On May 28, the Buffalo Branch of the American Association of University Women will open its annual used book sale for the 60th time. I have not been a part of this colossal event for all those years, although sometimes it feels that way.
Over the years, I had more than a passing acquaintance with the AAUW and its history in Buffalo, which goes back to 1890. With its mission to advance educational and professional opportunities for women and its moveable feast of interest groups, scholarships, student loans and support for high school girls, it seemed like a good fit for a retirement activity.
But to be honest, what I really wanted to do was work on that book sale. From a one-day sale in vacant downtown storefronts in the 1950s to a five-day event in suburban box stores in the 1990s, the sale has become an institution in the region and a favorite of customers and dealers from New England, the Midwest and Canada. Its nomadic home this year is in Burlington Plaza on Niagara Falls Boulevard in Amherst.
What attracts me and my colleagues, who spend eight months a year collecting, sorting and packing books and then putting in eight- to 10-hour days setting up and working at the sale, is an insatiable interest in books and the chance of discovering that rare and sometimes valuable book.
The consensus is that books are obsolete; that e-readers, iPads and electronic devices that have not yet been invented are destined to replace the printing press.
That may happen. But each year our donations, from private collections, educational institutions, libraries and bookstores, increase – in recent years from an estimated 100,000 to 150,000. And each year, thousands of people turn out to buy those books. Dealers compete for the leftovers.
That success encourages us to anticipate at least a 65th anniversary. Not just because we enjoy the process but because the rewards of all the hard work are so great. Sale proceeds augment our Buffalo Branch funds, resulting in the allocation of close to $100,000 each year in scholarships, fellowships, interest-free college loans and grants and the Tech Savvy and Sister to Sister programs for middle and high school girls.
Virtual books may be the future. I can’t quarrel with that. As Wendy Lesser points out in her delightful book, “Why I Read: the Serious Pleasure of Books,” reading is a highly individual act. “No one will ever do it precisely the way you do.”
The way I do requires the touch and feel of a real book and the comfort of knowing there are many more within arm’s reach.
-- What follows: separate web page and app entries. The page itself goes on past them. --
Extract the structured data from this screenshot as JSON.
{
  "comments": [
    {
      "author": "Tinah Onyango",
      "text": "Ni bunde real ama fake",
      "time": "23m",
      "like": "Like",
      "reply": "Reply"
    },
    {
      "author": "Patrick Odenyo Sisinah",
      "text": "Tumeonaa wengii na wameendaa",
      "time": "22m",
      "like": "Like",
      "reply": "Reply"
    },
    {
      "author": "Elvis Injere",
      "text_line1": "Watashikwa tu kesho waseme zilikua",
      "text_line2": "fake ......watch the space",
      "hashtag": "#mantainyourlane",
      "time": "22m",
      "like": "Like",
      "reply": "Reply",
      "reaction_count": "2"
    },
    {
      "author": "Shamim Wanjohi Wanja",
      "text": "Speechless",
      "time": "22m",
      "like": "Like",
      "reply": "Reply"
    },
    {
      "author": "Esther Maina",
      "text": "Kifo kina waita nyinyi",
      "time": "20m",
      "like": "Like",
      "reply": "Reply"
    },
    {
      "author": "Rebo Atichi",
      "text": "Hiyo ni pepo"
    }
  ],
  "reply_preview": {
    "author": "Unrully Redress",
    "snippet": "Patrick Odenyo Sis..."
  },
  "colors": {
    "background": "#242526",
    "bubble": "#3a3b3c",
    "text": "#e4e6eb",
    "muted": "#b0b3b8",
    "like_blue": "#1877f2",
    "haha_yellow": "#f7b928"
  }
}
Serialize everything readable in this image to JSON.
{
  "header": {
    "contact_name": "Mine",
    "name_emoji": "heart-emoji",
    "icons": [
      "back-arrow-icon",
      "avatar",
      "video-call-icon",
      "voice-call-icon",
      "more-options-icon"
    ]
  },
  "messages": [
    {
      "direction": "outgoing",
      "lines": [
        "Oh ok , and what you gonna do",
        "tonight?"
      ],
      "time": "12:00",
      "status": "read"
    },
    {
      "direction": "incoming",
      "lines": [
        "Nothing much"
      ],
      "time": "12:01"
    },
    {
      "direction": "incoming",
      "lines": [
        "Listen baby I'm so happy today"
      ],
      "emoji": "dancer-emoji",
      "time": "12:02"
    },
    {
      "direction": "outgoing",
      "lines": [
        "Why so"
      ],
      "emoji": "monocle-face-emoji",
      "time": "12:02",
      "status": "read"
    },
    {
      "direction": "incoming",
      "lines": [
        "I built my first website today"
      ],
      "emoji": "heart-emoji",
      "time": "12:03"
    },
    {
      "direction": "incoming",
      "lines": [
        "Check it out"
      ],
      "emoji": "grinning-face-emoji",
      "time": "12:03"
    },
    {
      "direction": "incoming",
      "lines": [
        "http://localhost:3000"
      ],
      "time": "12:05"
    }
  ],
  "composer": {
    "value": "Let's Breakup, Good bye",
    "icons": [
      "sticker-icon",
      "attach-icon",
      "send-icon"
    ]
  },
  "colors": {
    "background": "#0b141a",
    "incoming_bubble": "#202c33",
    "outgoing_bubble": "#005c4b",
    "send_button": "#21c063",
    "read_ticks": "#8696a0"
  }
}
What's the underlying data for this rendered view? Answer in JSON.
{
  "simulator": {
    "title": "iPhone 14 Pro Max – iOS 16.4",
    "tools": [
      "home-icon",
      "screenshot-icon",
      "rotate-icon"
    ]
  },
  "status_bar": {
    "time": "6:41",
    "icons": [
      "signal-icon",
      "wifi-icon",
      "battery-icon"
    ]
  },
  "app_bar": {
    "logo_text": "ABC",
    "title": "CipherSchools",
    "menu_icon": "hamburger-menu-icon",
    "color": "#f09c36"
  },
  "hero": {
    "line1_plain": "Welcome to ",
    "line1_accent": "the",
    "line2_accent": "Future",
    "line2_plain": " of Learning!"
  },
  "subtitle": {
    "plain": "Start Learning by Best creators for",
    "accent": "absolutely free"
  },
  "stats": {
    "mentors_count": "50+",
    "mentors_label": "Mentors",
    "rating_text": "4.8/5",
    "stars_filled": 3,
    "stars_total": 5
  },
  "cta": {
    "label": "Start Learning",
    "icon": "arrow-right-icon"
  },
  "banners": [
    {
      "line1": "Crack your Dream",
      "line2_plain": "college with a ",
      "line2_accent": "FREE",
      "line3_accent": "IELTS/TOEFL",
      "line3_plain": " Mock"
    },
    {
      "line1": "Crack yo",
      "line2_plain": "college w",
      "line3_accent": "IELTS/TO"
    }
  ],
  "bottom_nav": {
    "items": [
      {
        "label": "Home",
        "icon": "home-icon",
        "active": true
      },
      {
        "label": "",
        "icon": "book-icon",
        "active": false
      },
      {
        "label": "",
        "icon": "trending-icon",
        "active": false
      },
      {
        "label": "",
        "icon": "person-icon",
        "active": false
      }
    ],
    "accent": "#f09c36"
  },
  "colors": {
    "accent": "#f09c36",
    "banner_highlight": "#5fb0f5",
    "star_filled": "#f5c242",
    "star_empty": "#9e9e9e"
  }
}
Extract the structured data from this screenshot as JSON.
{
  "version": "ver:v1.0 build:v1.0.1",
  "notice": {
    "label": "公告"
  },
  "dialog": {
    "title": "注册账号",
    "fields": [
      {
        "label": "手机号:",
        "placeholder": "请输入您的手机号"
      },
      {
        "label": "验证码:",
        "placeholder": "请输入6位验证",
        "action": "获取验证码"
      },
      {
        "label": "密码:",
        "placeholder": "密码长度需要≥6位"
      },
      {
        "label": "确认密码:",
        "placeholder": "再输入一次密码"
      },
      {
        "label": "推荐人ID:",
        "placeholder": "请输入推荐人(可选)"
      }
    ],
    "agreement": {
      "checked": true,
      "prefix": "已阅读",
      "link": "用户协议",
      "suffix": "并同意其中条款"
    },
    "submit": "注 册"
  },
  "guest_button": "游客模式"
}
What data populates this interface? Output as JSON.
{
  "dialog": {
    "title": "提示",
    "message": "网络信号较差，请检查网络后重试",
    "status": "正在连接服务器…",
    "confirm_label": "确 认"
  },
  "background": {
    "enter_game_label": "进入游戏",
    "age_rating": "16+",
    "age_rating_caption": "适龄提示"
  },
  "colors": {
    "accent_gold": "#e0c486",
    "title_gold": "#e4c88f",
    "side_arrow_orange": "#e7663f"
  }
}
My husband and I have collected books for more than the 60 years the sale is celebrating. The overflowing bookshelves in most rooms of our house might suggest hoarding. I admit that not being able to part with many is a bit scary. Kindles please many readers, but I don’t think they can duplicate the experience of browsing in a bookstore or library and finding that book you must have.
That happens to me often, and most memorably when I discovered Ian Thompson’s “The English Lakes – A History.” No e-reader could replicate this gorgeous book. A beautiful binding, lavish reproductions of engravings, paintings and photographs, distinctive typography and a narrative that flows from the pen of a masterful writer make this read an aesthetic as well as an intellectual experience. That promise of discovery is what curious readers who come to our sale every year anticipate. Fortunately for them, their success will be a lot less expensive.